- **Exercise**: Determine the number of lines below that contain the string "copying", and state only that number.

§

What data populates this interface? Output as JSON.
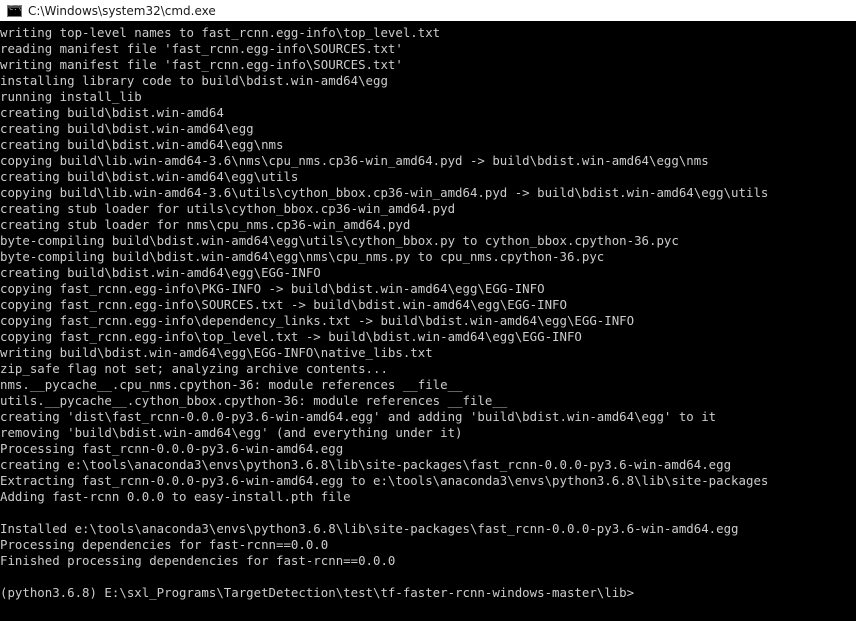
{
  "window": {
    "title": "C:\\Windows\\system32\\cmd.exe",
    "icon": "cmd-icon"
  },
  "colors": {
    "background": "#000000",
    "text": "#cccccc",
    "titlebar": "#ffffff"
  },
  "console": {
    "lines": [
      "writing top-level names to fast_rcnn.egg-info\\top_level.txt",
      "reading manifest file 'fast_rcnn.egg-info\\SOURCES.txt'",
      "writing manifest file 'fast_rcnn.egg-info\\SOURCES.txt'",
      "installing library code to build\\bdist.win-amd64\\egg",
      "running install_lib",
      "creating build\\bdist.win-amd64",
      "creating build\\bdist.win-amd64\\egg",
      "creating build\\bdist.win-amd64\\egg\\nms",
      "copying build\\lib.win-amd64-3.6\\nms\\cpu_nms.cp36-win_amd64.pyd -> build\\bdist.win-amd64\\egg\\nms",
      "creating build\\bdist.win-amd64\\egg\\utils",
      "copying build\\lib.win-amd64-3.6\\utils\\cython_bbox.cp36-win_amd64.pyd -> build\\bdist.win-amd64\\egg\\utils",
      "creating stub loader for utils\\cython_bbox.cp36-win_amd64.pyd",
      "creating stub loader for nms\\cpu_nms.cp36-win_amd64.pyd",
      "byte-compiling build\\bdist.win-amd64\\egg\\utils\\cython_bbox.py to cython_bbox.cpython-36.pyc",
      "byte-compiling build\\bdist.win-amd64\\egg\\nms\\cpu_nms.py to cpu_nms.cpython-36.pyc",
      "creating build\\bdist.win-amd64\\egg\\EGG-INFO",
      "copying fast_rcnn.egg-info\\PKG-INFO -> build\\bdist.win-amd64\\egg\\EGG-INFO",
      "copying fast_rcnn.egg-info\\SOURCES.txt -> build\\bdist.win-amd64\\egg\\EGG-INFO",
      "copying fast_rcnn.egg-info\\dependency_links.txt -> build\\bdist.win-amd64\\egg\\EGG-INFO",
      "copying fast_rcnn.egg-info\\top_level.txt -> build\\bdist.win-amd64\\egg\\EGG-INFO",
      "writing build\\bdist.win-amd64\\egg\\EGG-INFO\\native_libs.txt",
      "zip_safe flag not set; analyzing archive contents...",
      "nms.__pycache__.cpu_nms.cpython-36: module references __file__",
      "utils.__pycache__.cython_bbox.cpython-36: module references __file__",
      "creating 'dist\\fast_rcnn-0.0.0-py3.6-win-amd64.egg' and adding 'build\\bdist.win-amd64\\egg' to it",
      "removing 'build\\bdist.win-amd64\\egg' (and everything under it)",
      "Processing fast_rcnn-0.0.0-py3.6-win-amd64.egg",
      "creating e:\\tools\\anaconda3\\envs\\python3.6.8\\lib\\site-packages\\fast_rcnn-0.0.0-py3.6-win-amd64.egg",
      "Extracting fast_rcnn-0.0.0-py3.6-win-amd64.egg to e:\\tools\\anaconda3\\envs\\python3.6.8\\lib\\site-packages",
      "Adding fast-rcnn 0.0.0 to easy-install.pth file",
      "",
      "Installed e:\\tools\\anaconda3\\envs\\python3.6.8\\lib\\site-packages\\fast_rcnn-0.0.0-py3.6-win-amd64.egg",
      "Processing dependencies for fast-rcnn==0.0.0",
      "Finished processing dependencies for fast-rcnn==0.0.0",
      "",
      "(python3.6.8) E:\\sxl_Programs\\TargetDetection\\test\\tf-faster-rcnn-windows-master\\lib>"
    ]
  }
}
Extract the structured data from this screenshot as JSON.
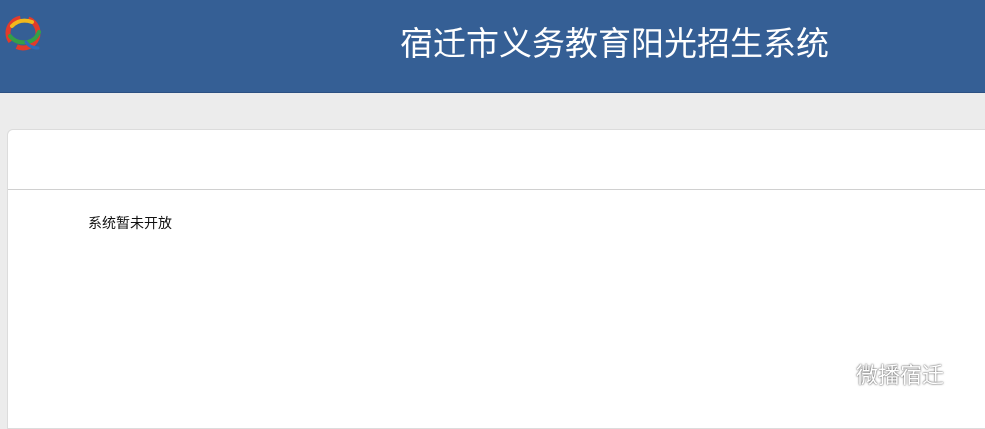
{
  "header": {
    "title": "宿迁市义务教育阳光招生系统",
    "logo_icon": "swirl-logo-icon",
    "background": "#355f95"
  },
  "panel": {
    "message": "系统暂未开放"
  },
  "watermark": {
    "text": "微播宿迁",
    "icon": "wechat-icon"
  }
}
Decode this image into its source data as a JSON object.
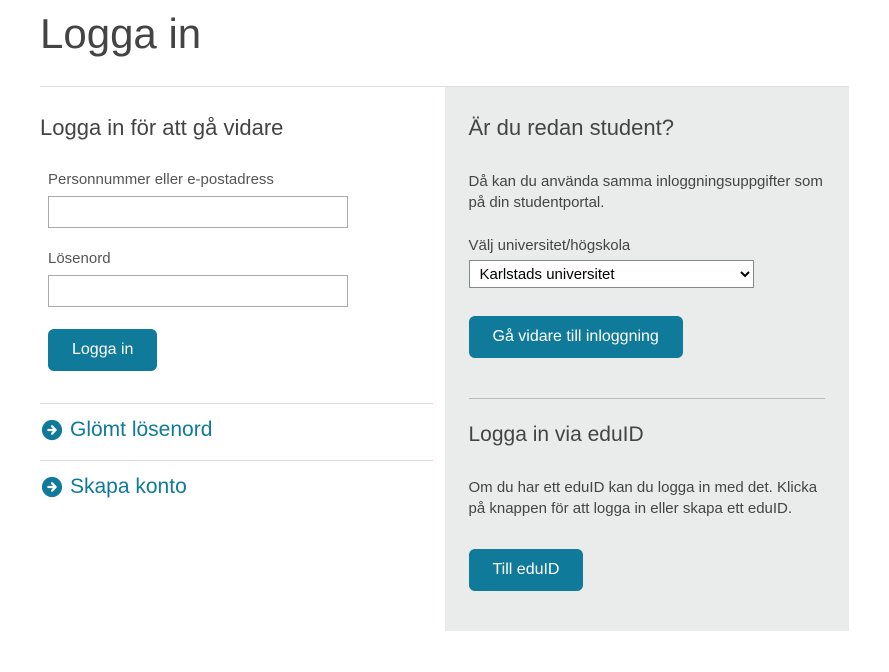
{
  "page_title": "Logga in",
  "left": {
    "heading": "Logga in för att gå vidare",
    "field_user_label": "Personnummer eller e-postadress",
    "user_value": "",
    "field_password_label": "Lösenord",
    "password_value": "",
    "login_button": "Logga in",
    "link_forgot": "Glömt lösenord",
    "link_create": "Skapa konto"
  },
  "right": {
    "heading": "Är du redan student?",
    "intro": "Då kan du använda samma inloggningsuppgifter som på din studentportal.",
    "uni_label": "Välj universitet/högskola",
    "uni_selected": "Karlstads universitet",
    "go_button": "Gå vidare till inloggning",
    "eduid_heading": "Logga in via eduID",
    "eduid_text": "Om du har ett eduID kan du logga in med det. Klicka på knappen för att logga in eller skapa ett eduID.",
    "eduid_button": "Till eduID"
  },
  "colors": {
    "accent": "#0f7a9a",
    "panel_bg": "#eaebeb"
  }
}
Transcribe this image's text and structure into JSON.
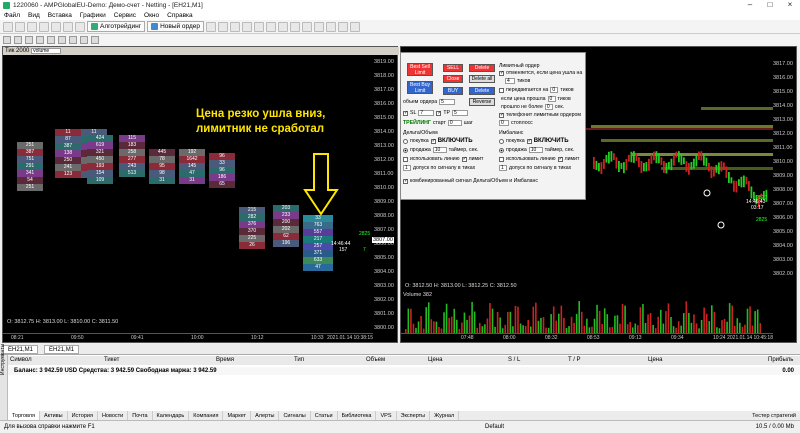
{
  "window": {
    "title": "1220060 - AMPGlobalEU-Demo: Демо-счет - Netting - [EH21,M1]"
  },
  "menu": [
    "Файл",
    "Вид",
    "Вставка",
    "Графики",
    "Сервис",
    "Окно",
    "Справка"
  ],
  "toolbar": {
    "algo_label": "Алготрейдинг",
    "new_order_label": "Новый ордер"
  },
  "chart1": {
    "header": "Тик 2000",
    "header_select": "volume",
    "prices": [
      "3819.00",
      "3818.00",
      "3817.00",
      "3816.00",
      "3815.00",
      "3814.00",
      "3813.00",
      "3812.00",
      "3811.00",
      "3810.00",
      "3809.00",
      "3808.00",
      "3807.00",
      "3806.00",
      "3805.00",
      "3804.00",
      "3803.00",
      "3802.00",
      "3801.00",
      "3800.00"
    ],
    "current_price": "3807.00",
    "timer": "14:46:44",
    "timer_sec": "157",
    "info": "O: 3812.75  H: 3813.00  L: 3810.00  C: 3811.50",
    "times": [
      "08:21",
      "09:50",
      "09:41",
      "10:00",
      "10:12",
      "10:33"
    ],
    "date": "2021.01.14 10:38:15",
    "note_line1": "Цена резко ушла вниз,",
    "note_line2": "лимитник не сработал",
    "green_nums": [
      "2825",
      "7"
    ],
    "columns": [
      {
        "cells": [
          "251",
          "387",
          "751",
          "291",
          "341",
          "54",
          "251"
        ]
      },
      {
        "cells": [
          "11",
          "87",
          "387",
          "138",
          "250",
          "241",
          "123"
        ]
      },
      {
        "cells": [
          "11",
          "230",
          "457",
          "301",
          "256",
          "154",
          "54"
        ]
      },
      {
        "cells": [
          "424",
          "619",
          "321",
          "450",
          "193",
          "154",
          "109"
        ]
      },
      {
        "cells": [
          "115",
          "183",
          "258",
          "277",
          "243",
          "513"
        ]
      },
      {
        "cells": [
          "445",
          "78",
          "95",
          "98",
          "31"
        ]
      },
      {
        "cells": [
          "192",
          "1642",
          "145",
          "47",
          "31"
        ]
      },
      {
        "cells": [
          "96",
          "33",
          "96",
          "186",
          "65"
        ]
      },
      {
        "cells": [
          "215",
          "282",
          "376",
          "370",
          "225",
          "26"
        ]
      },
      {
        "cells": [
          "203",
          "233",
          "200",
          "202",
          "62",
          "196"
        ]
      },
      {
        "cells": [
          "33",
          "763",
          "557",
          "217",
          "257",
          "371",
          "633",
          "47"
        ]
      }
    ]
  },
  "chart2": {
    "header": "EH21, Тик 2000",
    "prices": [
      "3817.00",
      "3816.00",
      "3815.00",
      "3814.00",
      "3813.00",
      "3812.00",
      "3811.00",
      "3810.00",
      "3809.00",
      "3808.00",
      "3807.00",
      "3806.00",
      "3805.00",
      "3804.00",
      "3803.00",
      "3802.00"
    ],
    "timer": "14:46:43",
    "timer_sec": "03:17",
    "info": "O: 3812.50  H: 3813.00  L: 3812.25  C: 3812.50",
    "volume_label": "Volume 382",
    "times": [
      "07:48",
      "08:00",
      "08:32",
      "08:53",
      "09:13",
      "09:34",
      "10:24"
    ],
    "date": "2021.01.14 10:45:18",
    "green_nums": [
      "2827",
      "2825"
    ]
  },
  "panel": {
    "best_sell": "Best Sell\nLimit 3807.2",
    "sell": "SELL",
    "delete": "Delete",
    "close": "Close",
    "delete_all": "Delete all",
    "best_buy": "Best Buy\nLimit 3807.0",
    "buy": "BUY",
    "order_volume_label": "объем ордера",
    "order_volume": "5",
    "reverse": "Reverse",
    "sl_label": "SL",
    "sl_val": "7",
    "tp_label": "TP",
    "tp_val": "5",
    "trailing_label": "ТРЕЙЛИНГ",
    "trailing_start": "старт",
    "trailing_start_val": "0",
    "trailing_step": "шаг",
    "limit_order_label": "Лимитный ордер",
    "limit_cancel": "отменяется, если цена ушла на",
    "limit_cancel_val": "4",
    "ticks_label": "тиков",
    "moves_label": "передвигается на",
    "moves_val": "0",
    "ticks2": "тиков",
    "if_price": "если цена прошла",
    "if_price_val": "0",
    "ticks3": "тиков",
    "passed_more": "прошло не более",
    "passed_val": "0",
    "sec_label": "сек.",
    "phone_label": "телефонит лимитным ордером",
    "stop_label": "стоплосс",
    "stop_val": "0",
    "delta_label": "Дельта/Объем",
    "delta_buy": "покупка",
    "enable1": "ВКЛЮЧИТЬ",
    "delta_sell": "продажа",
    "delta_val": "10",
    "timer_sec": "таймер, сек.",
    "use_line": "использовать линию",
    "limit": "лимит",
    "limit_by_signal": "допуск по сигналу в тиках",
    "limit_by_val": "1",
    "imbalance_label": "Имбаланс",
    "imb_buy": "покупка",
    "enable2": "ВКЛЮЧИТЬ",
    "imb_sell": "продажа",
    "imb_val": "10",
    "imb_timer": "таймер, сек.",
    "imb_use_line": "использовать линию",
    "imb_limit": "лимит",
    "imb_limit_by": "допуск по сигналу в тиках",
    "imb_limit_by_val": "1",
    "combined": "комбинированный сигнал Дельта/Объем и Имбаланс"
  },
  "chart_tabs": [
    "EH21,M1",
    "EH21,M1"
  ],
  "toolbox": {
    "headers": [
      "Символ",
      "Тикет",
      "Время",
      "Тип",
      "Объем",
      "Цена",
      "S / L",
      "T / P",
      "Цена",
      "Прибыль"
    ],
    "balance": "Баланс: 3 942.59 USD  Средства: 3 942.59  Свободная маржа: 3 942.59",
    "profit": "0.00",
    "side_label": "Инструменты",
    "tabs": [
      "Торговля",
      "Активы",
      "История",
      "Новости",
      "Почта",
      "Календарь",
      "Компания",
      "Маркет",
      "Алерты",
      "Сигналы",
      "Статьи",
      "Библиотека",
      "VPS",
      "Эксперты",
      "Журнал"
    ],
    "tester": "Тестер стратегий"
  },
  "status": {
    "help": "Для вызова справки нажмите F1",
    "profile": "Default",
    "traffic": "10.5 / 0.00 Mb"
  }
}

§

- **Result of this task**: 6